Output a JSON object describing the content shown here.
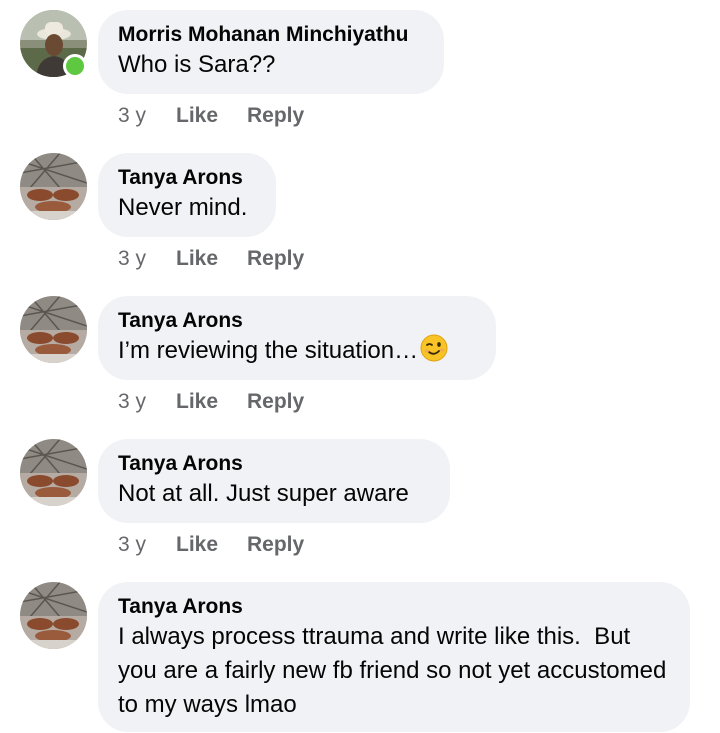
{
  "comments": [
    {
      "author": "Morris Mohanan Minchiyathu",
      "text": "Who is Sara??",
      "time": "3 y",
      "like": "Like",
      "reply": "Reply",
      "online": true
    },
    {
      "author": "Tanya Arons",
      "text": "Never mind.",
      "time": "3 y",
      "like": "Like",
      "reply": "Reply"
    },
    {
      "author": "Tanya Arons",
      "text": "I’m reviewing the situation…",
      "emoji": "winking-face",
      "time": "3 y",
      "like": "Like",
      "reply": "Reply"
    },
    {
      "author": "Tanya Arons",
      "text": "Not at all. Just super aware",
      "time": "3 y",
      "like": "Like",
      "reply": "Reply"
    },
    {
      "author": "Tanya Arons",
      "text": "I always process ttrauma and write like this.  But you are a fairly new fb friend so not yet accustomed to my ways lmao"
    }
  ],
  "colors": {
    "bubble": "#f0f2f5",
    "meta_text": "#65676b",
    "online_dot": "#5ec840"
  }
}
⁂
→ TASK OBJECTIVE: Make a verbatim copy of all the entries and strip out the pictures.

→ RESULT FOR THIS TASK:
Output a JSON object describing the content shown here.
{
  "comments": [
    {
      "author": "Morris Mohanan Minchiyathu",
      "text": "Who is Sara??",
      "time": "3 y",
      "like": "Like",
      "reply": "Reply",
      "online": true
    },
    {
      "author": "Tanya Arons",
      "text": "Never mind.",
      "time": "3 y",
      "like": "Like",
      "reply": "Reply"
    },
    {
      "author": "Tanya Arons",
      "text": "I’m reviewing the situation…",
      "emoji": "winking-face",
      "time": "3 y",
      "like": "Like",
      "reply": "Reply"
    },
    {
      "author": "Tanya Arons",
      "text": "Not at all. Just super aware",
      "time": "3 y",
      "like": "Like",
      "reply": "Reply"
    },
    {
      "author": "Tanya Arons",
      "text": "I always process ttrauma and write like this.  But you are a fairly new fb friend so not yet accustomed to my ways lmao"
    }
  ],
  "colors": {
    "bubble": "#f0f2f5",
    "meta_text": "#65676b",
    "online_dot": "#5ec840"
  }
}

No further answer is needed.